"Melodrama and the Star System" is the title of the first cycle of the new cultural activity called SILENT FILM, which the Fundación Juan March will present on Friday evenings, coordinated by the film historian Román Gubern. Each month a different film will be screened, with a presentation and prior comments made by a critic or film specialist.
Presentation. 7.00 pm
Film screening. 7.30 pm
Film created its visual language during its period as a silent art, which lasted approximately three decades. In this period, the backbone of the grammar of images in movement was created, which became enormously popular, although the competition posed by radio forced this visual artform to adopt a soundtrack around 1930. And one of the genres that most galvanized the masses was melodrama, a genre that was directly derived from the romantic novel and theatre, with its dramatisation of passionate love and heartbreak. Melodrama films were often set as turbulent love affairs and used the magnetic photogenic qualities drawn out of close ups of the faces of actors, the backbone of the star system. The screen became mesmorising, allowing audiences to daydream. The absorbed gathering of the masses in front of the screen, in close emotional communication with its images, has sometimes been compared to the attitude of the faithful in a cathedral. But for parishioners, there was no mystic communion in the close ups of the actors’ faces, pillars of the mythogenisis of the star system. The close up enabled each spectator to sit twenty centimetres away from the face of their best-loved and most admired actor. And that dream, which became a figurative presence over an enormous area, allowed audiences to become virtually immersed in a fascinating world.

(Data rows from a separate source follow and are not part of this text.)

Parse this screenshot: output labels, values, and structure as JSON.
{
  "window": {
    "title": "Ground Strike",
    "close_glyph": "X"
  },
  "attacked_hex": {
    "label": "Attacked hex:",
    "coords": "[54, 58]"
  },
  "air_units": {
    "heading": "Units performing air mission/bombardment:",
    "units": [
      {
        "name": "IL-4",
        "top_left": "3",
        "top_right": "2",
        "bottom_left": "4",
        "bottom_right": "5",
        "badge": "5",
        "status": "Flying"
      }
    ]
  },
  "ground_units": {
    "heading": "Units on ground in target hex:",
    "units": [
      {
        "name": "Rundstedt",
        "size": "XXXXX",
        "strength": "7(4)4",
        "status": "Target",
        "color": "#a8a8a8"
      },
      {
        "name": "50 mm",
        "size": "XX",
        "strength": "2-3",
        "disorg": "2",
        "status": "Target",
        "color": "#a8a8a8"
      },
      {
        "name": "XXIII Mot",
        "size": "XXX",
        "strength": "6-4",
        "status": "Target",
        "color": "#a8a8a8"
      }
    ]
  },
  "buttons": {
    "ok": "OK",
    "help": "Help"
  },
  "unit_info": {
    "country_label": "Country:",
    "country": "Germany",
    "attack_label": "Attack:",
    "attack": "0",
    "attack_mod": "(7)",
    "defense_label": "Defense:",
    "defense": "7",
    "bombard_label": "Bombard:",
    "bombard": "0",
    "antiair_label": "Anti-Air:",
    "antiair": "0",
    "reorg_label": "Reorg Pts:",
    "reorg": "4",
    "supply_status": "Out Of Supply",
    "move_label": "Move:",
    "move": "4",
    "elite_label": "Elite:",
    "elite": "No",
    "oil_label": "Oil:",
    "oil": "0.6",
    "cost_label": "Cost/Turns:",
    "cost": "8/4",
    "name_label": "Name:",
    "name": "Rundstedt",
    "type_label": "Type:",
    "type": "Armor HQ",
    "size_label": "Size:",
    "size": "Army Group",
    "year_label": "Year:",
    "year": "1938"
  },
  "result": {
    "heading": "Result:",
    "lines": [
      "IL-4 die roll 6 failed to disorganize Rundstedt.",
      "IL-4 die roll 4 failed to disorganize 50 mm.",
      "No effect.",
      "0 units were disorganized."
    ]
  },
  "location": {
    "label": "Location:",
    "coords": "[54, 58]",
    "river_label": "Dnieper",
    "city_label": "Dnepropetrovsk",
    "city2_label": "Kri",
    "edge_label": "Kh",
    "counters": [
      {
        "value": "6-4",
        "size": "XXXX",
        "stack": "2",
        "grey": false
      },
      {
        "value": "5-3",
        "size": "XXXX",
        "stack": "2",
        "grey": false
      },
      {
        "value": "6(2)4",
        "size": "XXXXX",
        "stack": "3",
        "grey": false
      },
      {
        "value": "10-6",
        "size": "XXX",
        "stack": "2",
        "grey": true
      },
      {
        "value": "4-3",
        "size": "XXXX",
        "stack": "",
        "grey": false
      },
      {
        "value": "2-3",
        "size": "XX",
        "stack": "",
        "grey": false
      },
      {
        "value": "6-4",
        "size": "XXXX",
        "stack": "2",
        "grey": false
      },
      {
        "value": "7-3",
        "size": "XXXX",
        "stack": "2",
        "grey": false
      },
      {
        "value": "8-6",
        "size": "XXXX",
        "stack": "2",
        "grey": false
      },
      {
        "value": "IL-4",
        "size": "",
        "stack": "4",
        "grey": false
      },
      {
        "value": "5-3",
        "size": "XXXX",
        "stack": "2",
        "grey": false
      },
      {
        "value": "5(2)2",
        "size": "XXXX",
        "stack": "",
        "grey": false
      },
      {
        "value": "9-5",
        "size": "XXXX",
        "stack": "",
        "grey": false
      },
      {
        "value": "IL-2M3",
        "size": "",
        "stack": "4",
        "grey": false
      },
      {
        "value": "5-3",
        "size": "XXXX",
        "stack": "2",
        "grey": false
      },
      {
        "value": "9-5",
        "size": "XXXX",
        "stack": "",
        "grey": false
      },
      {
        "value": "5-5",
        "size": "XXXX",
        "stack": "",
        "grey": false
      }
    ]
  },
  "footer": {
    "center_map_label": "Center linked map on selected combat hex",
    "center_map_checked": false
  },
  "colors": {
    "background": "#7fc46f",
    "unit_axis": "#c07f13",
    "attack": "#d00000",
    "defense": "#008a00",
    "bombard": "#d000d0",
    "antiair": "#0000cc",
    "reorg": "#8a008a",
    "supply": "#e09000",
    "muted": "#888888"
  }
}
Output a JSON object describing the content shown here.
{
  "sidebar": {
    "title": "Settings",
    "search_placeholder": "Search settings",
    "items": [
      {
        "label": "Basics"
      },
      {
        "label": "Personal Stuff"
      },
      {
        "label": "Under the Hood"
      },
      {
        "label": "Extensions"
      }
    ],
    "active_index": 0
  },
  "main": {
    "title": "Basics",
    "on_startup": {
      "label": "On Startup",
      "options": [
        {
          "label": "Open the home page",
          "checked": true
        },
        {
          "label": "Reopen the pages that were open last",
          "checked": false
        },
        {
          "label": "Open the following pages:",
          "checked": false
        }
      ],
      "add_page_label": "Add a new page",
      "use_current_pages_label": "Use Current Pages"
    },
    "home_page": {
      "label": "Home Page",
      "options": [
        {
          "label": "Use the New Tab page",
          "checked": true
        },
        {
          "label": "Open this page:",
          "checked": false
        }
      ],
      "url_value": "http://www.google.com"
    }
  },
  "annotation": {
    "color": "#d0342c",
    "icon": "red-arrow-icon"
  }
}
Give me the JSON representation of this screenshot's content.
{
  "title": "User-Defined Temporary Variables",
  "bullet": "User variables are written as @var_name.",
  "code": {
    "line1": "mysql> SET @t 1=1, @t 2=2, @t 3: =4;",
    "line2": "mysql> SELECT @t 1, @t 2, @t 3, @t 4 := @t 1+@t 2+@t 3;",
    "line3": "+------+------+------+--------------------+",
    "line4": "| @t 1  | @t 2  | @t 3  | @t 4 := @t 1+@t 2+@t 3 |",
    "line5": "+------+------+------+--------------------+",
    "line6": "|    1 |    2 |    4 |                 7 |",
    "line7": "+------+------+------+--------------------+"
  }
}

This film cycle, titled "Melodrama and the Star System", consists of the following seven classic North-American silent films, listed in chronological order: The Four Horsemen of the Apocalypse (1921), The Temptress (1926), Flesh and the Devil (1927), Breaking Dawn (1927), Seventh Heaven (1927), Our Dancing Daughters (1928) and Queen Kelly (1928).